> **Exercise requirements**
A verbatim repetition of the data below is requested, without images.
─── Dataset records
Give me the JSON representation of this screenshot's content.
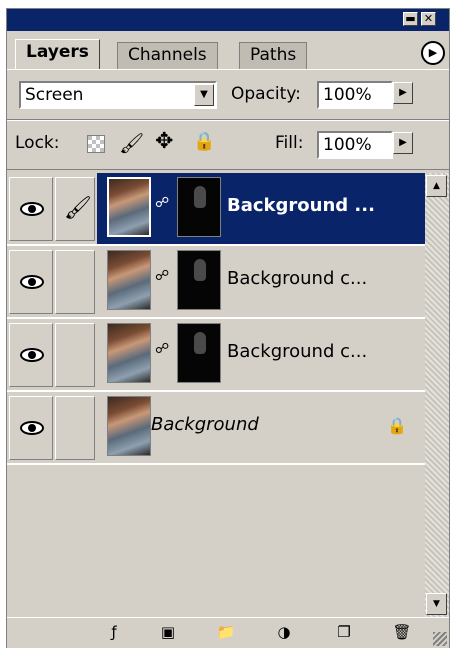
{
  "tabs": [
    "Layers",
    "Channels",
    "Paths"
  ],
  "blend_mode": "Screen",
  "opacity": {
    "label": "Opacity:",
    "value": "100%"
  },
  "lock": {
    "label": "Lock:"
  },
  "fill": {
    "label": "Fill:",
    "value": "100%"
  },
  "layers": [
    {
      "name": "Background ...",
      "selected": true,
      "visible": true,
      "has_mask": true
    },
    {
      "name": "Background c...",
      "selected": false,
      "visible": true,
      "has_mask": true
    },
    {
      "name": "Background c...",
      "selected": false,
      "visible": true,
      "has_mask": true
    },
    {
      "name": "Background",
      "selected": false,
      "visible": true,
      "has_mask": false,
      "locked": true
    }
  ],
  "icons": {
    "window": [
      "minimize-icon",
      "close-icon"
    ],
    "lock_options": [
      "lock-transparency-icon",
      "lock-paint-icon",
      "lock-move-icon",
      "lock-all-icon"
    ],
    "bottom": [
      "layer-style-icon",
      "layer-mask-icon",
      "layer-group-icon",
      "adjustment-layer-icon",
      "new-layer-icon",
      "trash-icon"
    ]
  },
  "colors": {
    "title_bar": "#0a246a",
    "selected_row": "#0a246a",
    "panel": "#d4d0c8"
  }
}
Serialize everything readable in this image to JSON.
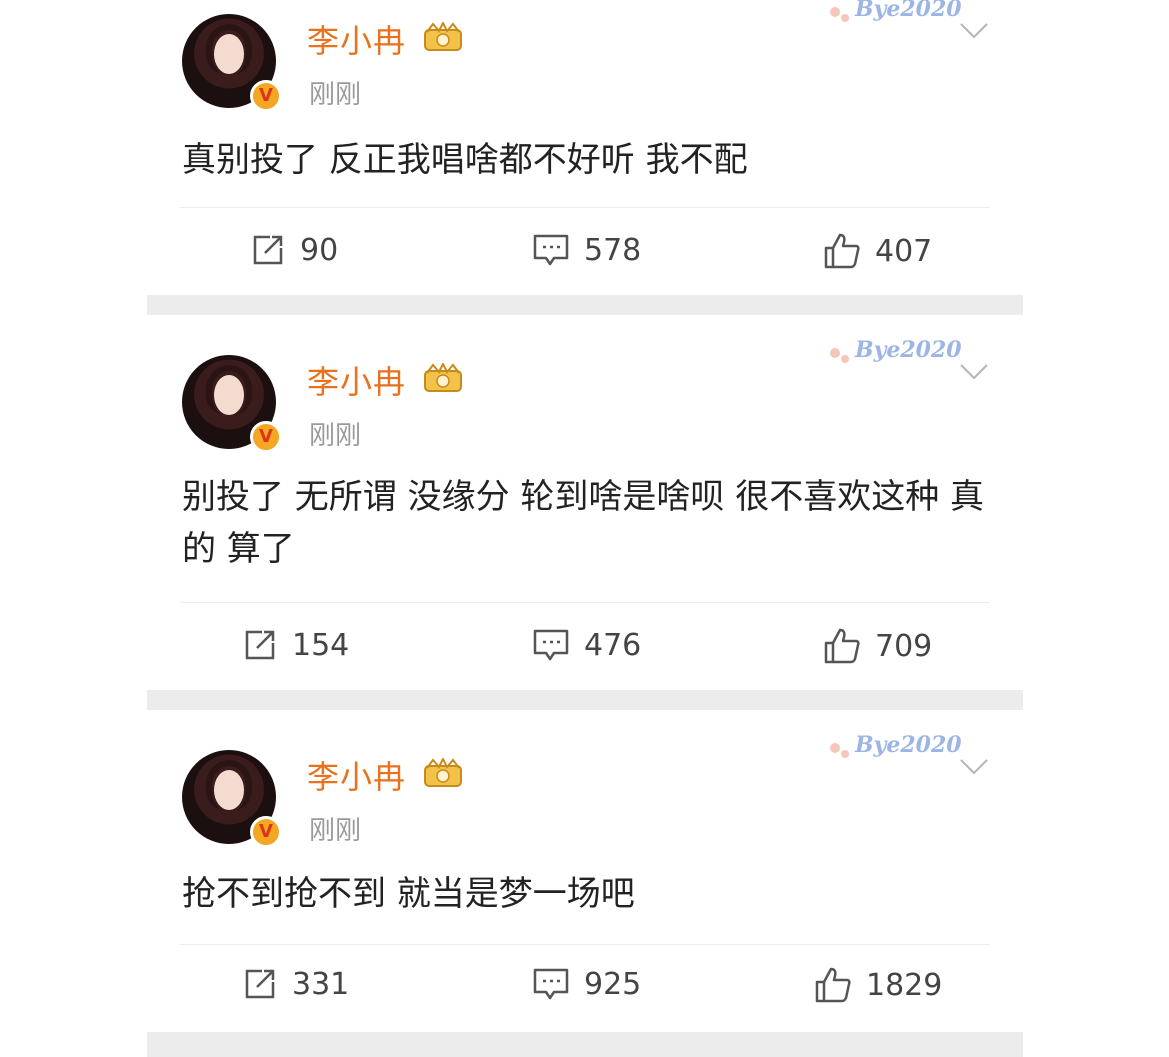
{
  "posts": [
    {
      "author": "李小冉",
      "time": "刚刚",
      "decoration": "Bye2020",
      "text": "真别投了 反正我唱啥都不好听 我不配",
      "reposts": "90",
      "comments": "578",
      "likes": "407"
    },
    {
      "author": "李小冉",
      "time": "刚刚",
      "decoration": "Bye2020",
      "text": "别投了 无所谓 没缘分 轮到啥是啥呗 很不喜欢这种 真的  算了",
      "reposts": "154",
      "comments": "476",
      "likes": "709"
    },
    {
      "author": "李小冉",
      "time": "刚刚",
      "decoration": "Bye2020",
      "text": "抢不到抢不到 就当是梦一场吧",
      "reposts": "331",
      "comments": "925",
      "likes": "1829"
    }
  ],
  "colors": {
    "author": "#e8711c",
    "separator": "#ececec",
    "badge": "#f5a623"
  },
  "icons": [
    "repost-icon",
    "comment-icon",
    "like-icon",
    "chevron-down-icon",
    "verified-badge-icon",
    "crown-icon"
  ]
}
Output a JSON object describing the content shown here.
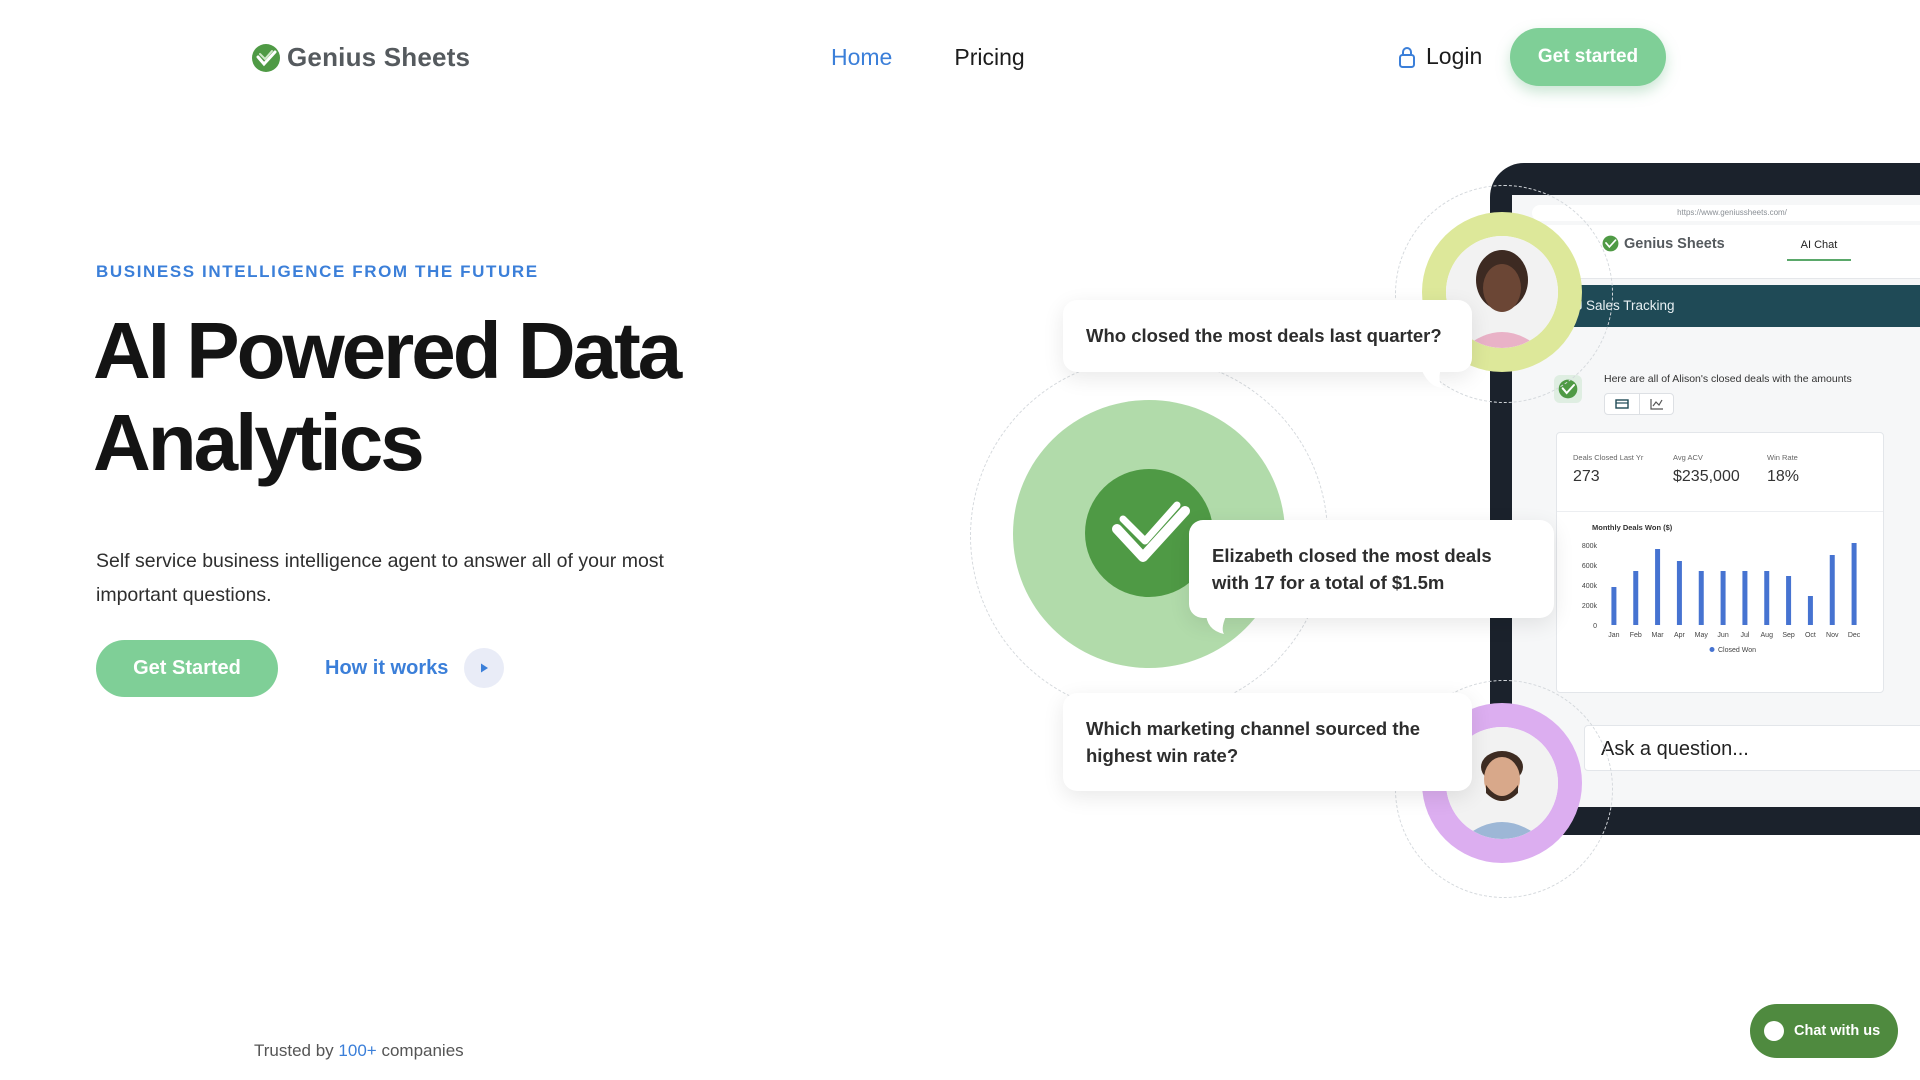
{
  "nav": {
    "logo_text": "Genius Sheets",
    "links": [
      {
        "label": "Home",
        "active": true
      },
      {
        "label": "Pricing",
        "active": false
      }
    ],
    "login_label": "Login",
    "cta_label": "Get started"
  },
  "hero": {
    "eyebrow": "BUSINESS INTELLIGENCE FROM THE FUTURE",
    "title_line1": "AI Powered Data",
    "title_line2": "Analytics",
    "subtitle": "Self service business intelligence agent to answer all of your most important questions.",
    "cta_label": "Get Started",
    "secondary_label": "How it works"
  },
  "trusted": {
    "prefix": "Trusted by",
    "highlight": "100+",
    "suffix": "companies"
  },
  "bubbles": {
    "q1": "Who closed the most deals last quarter?",
    "answer": "Elizabeth closed the most deals with 17 for a total of $1.5m",
    "q2": "Which marketing channel sourced the highest win rate?"
  },
  "app": {
    "url": "https://www.geniussheets.com/",
    "logo_text": "Genius Sheets",
    "tab_label": "AI Chat",
    "section_title": "Sales Tracking",
    "bot_message": "Here are all of Alison's closed deals with the amounts",
    "kpis": [
      {
        "label": "Deals Closed Last Yr",
        "value": "273"
      },
      {
        "label": "Avg ACV",
        "value": "$235,000"
      },
      {
        "label": "Win Rate",
        "value": "18%"
      }
    ],
    "ask_placeholder": "Ask a question..."
  },
  "chat_widget_label": "Chat with us",
  "colors": {
    "accent": "#3b7fd9",
    "brand_green": "#7fcf97",
    "dark_green": "#4f9a45",
    "bar": "#4673d1"
  },
  "chart_data": {
    "type": "bar",
    "title": "Monthly Deals Won ($)",
    "categories": [
      "Jan",
      "Feb",
      "Mar",
      "Apr",
      "May",
      "Jun",
      "Jul",
      "Aug",
      "Sep",
      "Oct",
      "Nov",
      "Dec"
    ],
    "series": [
      {
        "name": "Closed Won",
        "values": [
          380000,
          540000,
          760000,
          640000,
          540000,
          540000,
          540000,
          540000,
          490000,
          290000,
          700000,
          820000
        ]
      }
    ],
    "yticks": [
      "800k",
      "600k",
      "400k",
      "200k",
      "0"
    ],
    "ylim": [
      0,
      800000
    ],
    "legend_position": "bottom"
  }
}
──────
> **Written reply**
Give me the JSON representation of this screenshot's content.
{
  "tabs": [
    "Layers",
    "Channels",
    "Paths"
  ],
  "blend_mode": "Screen",
  "opacity": {
    "label": "Opacity:",
    "value": "100%"
  },
  "lock": {
    "label": "Lock:"
  },
  "fill": {
    "label": "Fill:",
    "value": "100%"
  },
  "layers": [
    {
      "name": "Background ...",
      "selected": true,
      "visible": true,
      "has_mask": true
    },
    {
      "name": "Background c...",
      "selected": false,
      "visible": true,
      "has_mask": true
    },
    {
      "name": "Background c...",
      "selected": false,
      "visible": true,
      "has_mask": true
    },
    {
      "name": "Background",
      "selected": false,
      "visible": true,
      "has_mask": false,
      "locked": true
    }
  ],
  "icons": {
    "window": [
      "minimize-icon",
      "close-icon"
    ],
    "lock_options": [
      "lock-transparency-icon",
      "lock-paint-icon",
      "lock-move-icon",
      "lock-all-icon"
    ],
    "bottom": [
      "layer-style-icon",
      "layer-mask-icon",
      "layer-group-icon",
      "adjustment-layer-icon",
      "new-layer-icon",
      "trash-icon"
    ]
  },
  "colors": {
    "title_bar": "#0a246a",
    "selected_row": "#0a246a",
    "panel": "#d4d0c8"
  }
}
Serialize everything readable in this image to JSON.
{
  "posts": [
    {
      "author": "李小冉",
      "time": "刚刚",
      "decoration": "Bye2020",
      "text": "真别投了 反正我唱啥都不好听 我不配",
      "reposts": "90",
      "comments": "578",
      "likes": "407"
    },
    {
      "author": "李小冉",
      "time": "刚刚",
      "decoration": "Bye2020",
      "text": "别投了 无所谓 没缘分 轮到啥是啥呗 很不喜欢这种 真的  算了",
      "reposts": "154",
      "comments": "476",
      "likes": "709"
    },
    {
      "author": "李小冉",
      "time": "刚刚",
      "decoration": "Bye2020",
      "text": "抢不到抢不到 就当是梦一场吧",
      "reposts": "331",
      "comments": "925",
      "likes": "1829"
    }
  ],
  "colors": {
    "author": "#e8711c",
    "separator": "#ececec",
    "badge": "#f5a623"
  },
  "icons": [
    "repost-icon",
    "comment-icon",
    "like-icon",
    "chevron-down-icon",
    "verified-badge-icon",
    "crown-icon"
  ]
}
Output a JSON object describing the content shown here.
{
  "nav": {
    "logo_text": "Genius Sheets",
    "links": [
      {
        "label": "Home",
        "active": true
      },
      {
        "label": "Pricing",
        "active": false
      }
    ],
    "login_label": "Login",
    "cta_label": "Get started"
  },
  "hero": {
    "eyebrow": "BUSINESS INTELLIGENCE FROM THE FUTURE",
    "title_line1": "AI Powered Data",
    "title_line2": "Analytics",
    "subtitle": "Self service business intelligence agent to answer all of your most important questions.",
    "cta_label": "Get Started",
    "secondary_label": "How it works"
  },
  "trusted": {
    "prefix": "Trusted by",
    "highlight": "100+",
    "suffix": "companies"
  },
  "bubbles": {
    "q1": "Who closed the most deals last quarter?",
    "answer": "Elizabeth closed the most deals with 17 for a total of $1.5m",
    "q2": "Which marketing channel sourced the highest win rate?"
  },
  "app": {
    "url": "https://www.geniussheets.com/",
    "logo_text": "Genius Sheets",
    "tab_label": "AI Chat",
    "section_title": "Sales Tracking",
    "bot_message": "Here are all of Alison's closed deals with the amounts",
    "kpis": [
      {
        "label": "Deals Closed Last Yr",
        "value": "273"
      },
      {
        "label": "Avg ACV",
        "value": "$235,000"
      },
      {
        "label": "Win Rate",
        "value": "18%"
      }
    ],
    "ask_placeholder": "Ask a question..."
  },
  "chat_widget_label": "Chat with us",
  "colors": {
    "accent": "#3b7fd9",
    "brand_green": "#7fcf97",
    "dark_green": "#4f9a45",
    "bar": "#4673d1"
  },
  "chart_data": {
    "type": "bar",
    "title": "Monthly Deals Won ($)",
    "categories": [
      "Jan",
      "Feb",
      "Mar",
      "Apr",
      "May",
      "Jun",
      "Jul",
      "Aug",
      "Sep",
      "Oct",
      "Nov",
      "Dec"
    ],
    "series": [
      {
        "name": "Closed Won",
        "values": [
          380000,
          540000,
          760000,
          640000,
          540000,
          540000,
          540000,
          540000,
          490000,
          290000,
          700000,
          820000
        ]
      }
    ],
    "yticks": [
      "800k",
      "600k",
      "400k",
      "200k",
      "0"
    ],
    "ylim": [
      0,
      800000
    ],
    "legend_position": "bottom"
  }
}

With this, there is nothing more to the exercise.